Lee and Bernice Anderson had one son, Gyle. He and I were good friends and both graduated in 1958 and grew up with interest in cars and in the 1950s. The cars were changing and developing every year. It was a big deal when the new models came out every fall. Anderson’s sold Chevy, Nelson Fords, and Daggett sold Oldsmobile.
Most boys during those times were always interested in the performance of the new larger engines each year. Every year grills, headlights and gas tank fillers would change and often styling, too.
Gyle was more of mechanic that I was. He repowered a 36 Olds coupe with a Chevy V-8, also started building a dragster, but I don’t think it was ever completed. The Fargo Airport had built a new, very long runway where drags were held Sunday afternoons in the summer.
Older brother Marvin, had a new 57 Olds with their three-Carb engine so Gyle and I took the two cars up one Sunday. As I was leaning over the fender of the Olds, adjusting the timing, one of Marvin’s good college friends asked, “Does Marvin know where his car is this afternoon, Delta?”
Actually he was looking forward to our return with anticipation of a prize of some kind.

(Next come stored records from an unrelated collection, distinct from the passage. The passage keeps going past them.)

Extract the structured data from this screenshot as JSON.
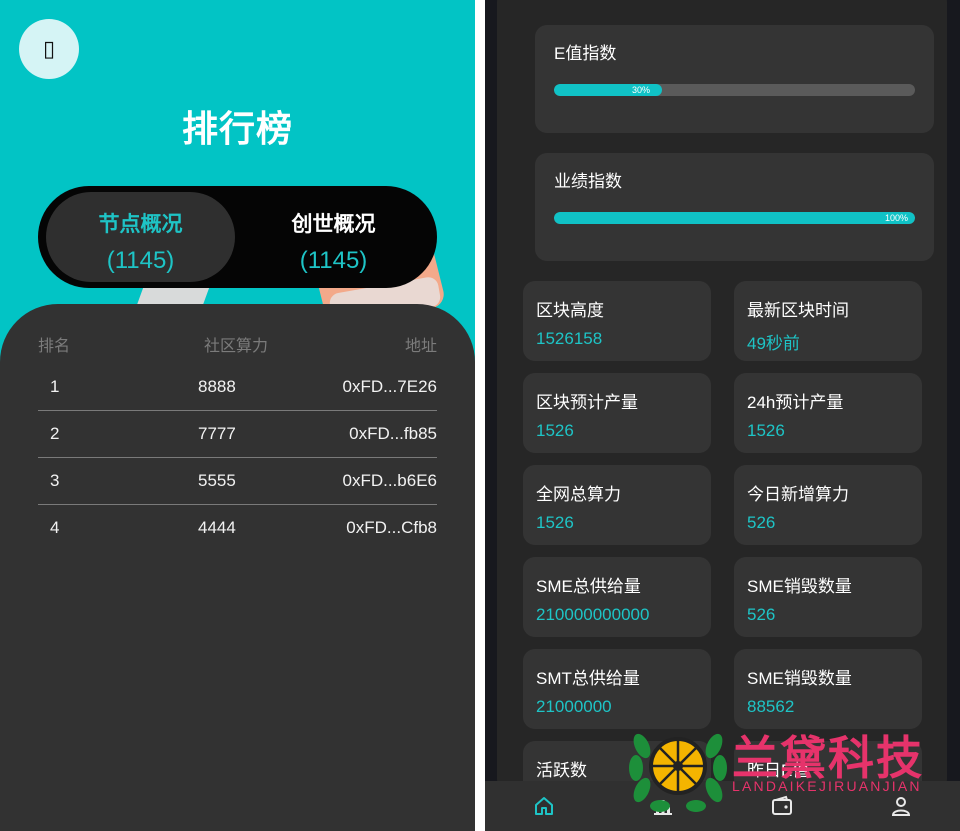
{
  "left": {
    "back_icon": "ellipsis-box-icon",
    "back_glyph": "▯",
    "title": "排行榜",
    "tabs": [
      {
        "label": "节点概况",
        "count": "(1145)",
        "active": true
      },
      {
        "label": "创世概况",
        "count": "(1145)",
        "active": false
      }
    ],
    "table": {
      "headers": [
        "排名",
        "社区算力",
        "地址"
      ],
      "rows": [
        {
          "rank": "1",
          "power": "8888",
          "address": "0xFD...7E26"
        },
        {
          "rank": "2",
          "power": "7777",
          "address": "0xFD...fb85"
        },
        {
          "rank": "3",
          "power": "5555",
          "address": "0xFD...b6E6"
        },
        {
          "rank": "4",
          "power": "4444",
          "address": "0xFD...Cfb8"
        }
      ]
    }
  },
  "right": {
    "progress": [
      {
        "label": "E值指数",
        "percent": 30,
        "percent_label": "30%"
      },
      {
        "label": "业绩指数",
        "percent": 100,
        "percent_label": "100%"
      }
    ],
    "stats": [
      {
        "label": "区块高度",
        "value": "1526158"
      },
      {
        "label": "最新区块时间",
        "value": "49秒前"
      },
      {
        "label": "区块预计产量",
        "value": "1526"
      },
      {
        "label": "24h预计产量",
        "value": "1526"
      },
      {
        "label": "全网总算力",
        "value": "1526"
      },
      {
        "label": "今日新增算力",
        "value": "526"
      },
      {
        "label": "SME总供给量",
        "value": "210000000000"
      },
      {
        "label": "SME销毁数量",
        "value": "526"
      },
      {
        "label": "SMT总供给量",
        "value": "21000000"
      },
      {
        "label": "SME销毁数量",
        "value": "88562"
      },
      {
        "label": "活跃数",
        "value": ""
      },
      {
        "label": "昨日E值",
        "value": ""
      }
    ],
    "nav": [
      {
        "icon": "home-icon",
        "active": true
      },
      {
        "icon": "chart-icon",
        "active": false
      },
      {
        "icon": "wallet-icon",
        "active": false
      },
      {
        "icon": "user-icon",
        "active": false
      }
    ]
  },
  "watermark": {
    "text_zh": "兰黛科技",
    "text_en": "LANDAIKEJIRUANJIAN"
  },
  "colors": {
    "accent": "#1ec4c6",
    "left_bg": "#02c4c5",
    "card_bg": "#323232",
    "watermark": "#e6336b"
  }
}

The car did well, but it had an automatic, so I did well until it hit a shift, then dropped a half car length each shift. The early automatics did not have the control, nor the gears, today’s automatics have. Olds was more of a top speed car and that did not happen in a ¼ mile.
Lee Anderson always had a few used cars around. One was a 1947 Maroon Chevy Coupe that had kissed a Dan Duggan truck. The right front fender had a kink in it so at night, that headlight lit up the right ditch very well. One summer we would take the Dan Dugan Special out to a field at Lee’s farm and round and round we went, not at cruising speed, but making an oblong track in the field. We never rolled once.

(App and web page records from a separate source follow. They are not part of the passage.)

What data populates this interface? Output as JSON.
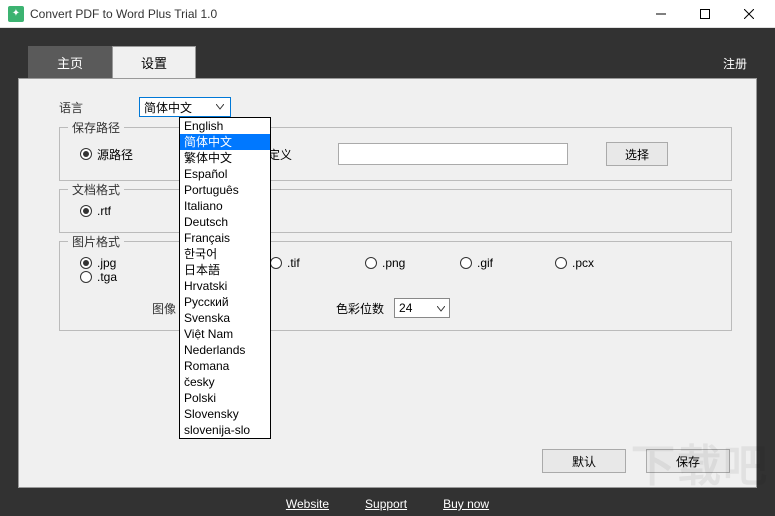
{
  "window": {
    "title": "Convert PDF to Word Plus Trial 1.0"
  },
  "tabs": {
    "home": "主页",
    "settings": "设置",
    "register": "注册"
  },
  "labels": {
    "language": "语言",
    "save_path": "保存路径",
    "doc_format": "文档格式",
    "img_format": "图片格式",
    "image_prefix": "图像",
    "color_bits": "色彩位数"
  },
  "language": {
    "selected": "简体中文",
    "options": [
      "English",
      "简体中文",
      "繁体中文",
      "Español",
      "Português",
      "Italiano",
      "Deutsch",
      "Français",
      "한국어",
      "日本語",
      "Hrvatski",
      "Русский",
      "Svenska",
      "Việt Nam",
      "Nederlands",
      "Romana",
      "česky",
      "Polski",
      "Slovensky",
      "slovenija-slo"
    ],
    "highlight_index": 1
  },
  "save_path": {
    "source": "源路径",
    "custom": "自定义",
    "browse": "选择"
  },
  "doc_format": {
    "rtf": ".rtf"
  },
  "img_format": {
    "jpg": ".jpg",
    "tif": ".tif",
    "png": ".png",
    "gif": ".gif",
    "pcx": ".pcx",
    "tga": ".tga"
  },
  "color_bits_value": "24",
  "buttons": {
    "default": "默认",
    "save": "保存"
  },
  "footer": {
    "website": "Website",
    "support": "Support",
    "buynow": "Buy now"
  },
  "watermark": "下载吧"
}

Lee Anderson and Chevy also provided a car for driver training. This had dual controls so Gyle used the accelerator and manual shift and I operated the clutch and brake. We could never get the smooth speed shifting to be smooth.

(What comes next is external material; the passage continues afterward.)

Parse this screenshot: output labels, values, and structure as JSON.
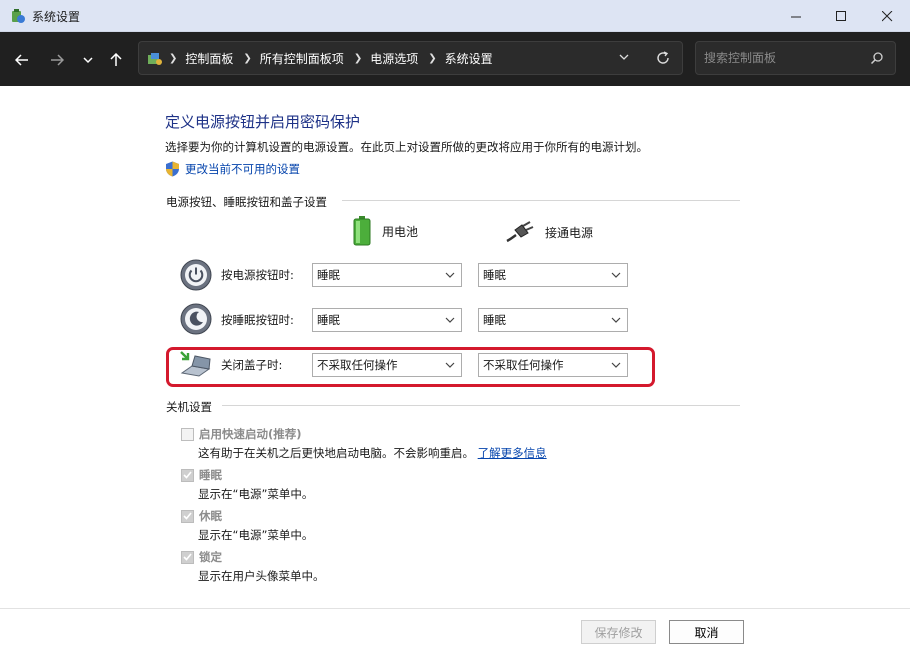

Gyle and I both hung around our father’s garages often when we were much younger. I was always in the way, asking drivers and mechanics questions, and falling out of trucks and trailers. I had to be doing something.
More than once, at 5-6-7 yrs. old, dad would put me in the car, drive me home, take me in the house and say, “Helen, keep him in the house and don’t let him out!”
The funny thing was, a little over 60 years later, his grandsons did the same thing.
When Gyle was 12, he was riding on a tractor fender, fell off and the free range turkey shed that was being pulled ran over his leg. He was in the Perham Hospital for weeks while they grafted skin onto his wound.
Hospitals at that time did not allow visitors under 14 and I was 12. Mother bought some flowers and Bernice drove me to Perham and told me to hold the flowers in front of my face when we walked in and I could sneak in to visit my friend. The nurses just smiled.
Gyle worked at his Dad’s shop in the summer where Anderson Bus is now located. Highway 10 came through town at the time. Gyle would sometimes take off his shirt, role up his pant legs a ways, put a strand of straw in his teeth, and then walk out barefoot to wait on a gas customer. His blonde hair completed the Norman Rockwell picture of a small town country boy.
If the car had an out-of-state license plate, the driver would sometimes ask if he could take Gyle’s picture. Gyle was a natural born emcee and an entertainer and funny man. His school mates would agree he had all the makings of a good salesman.
He and I were bestmen at both of our weddings, which were two weeks apart and held in 1960. Gyle was very enthused about the ideas he had, and the things he did. He could sell and entertain well, but had a hard time staying focused.
He once told me that “people like him had to come up with new ideas for new jobs, profit and get the economy moving, and people like me are needed to keep it moving.” His time on earth expired several years ago.
The sad thing about getting older is that so many friends and acquaintances are now just memories.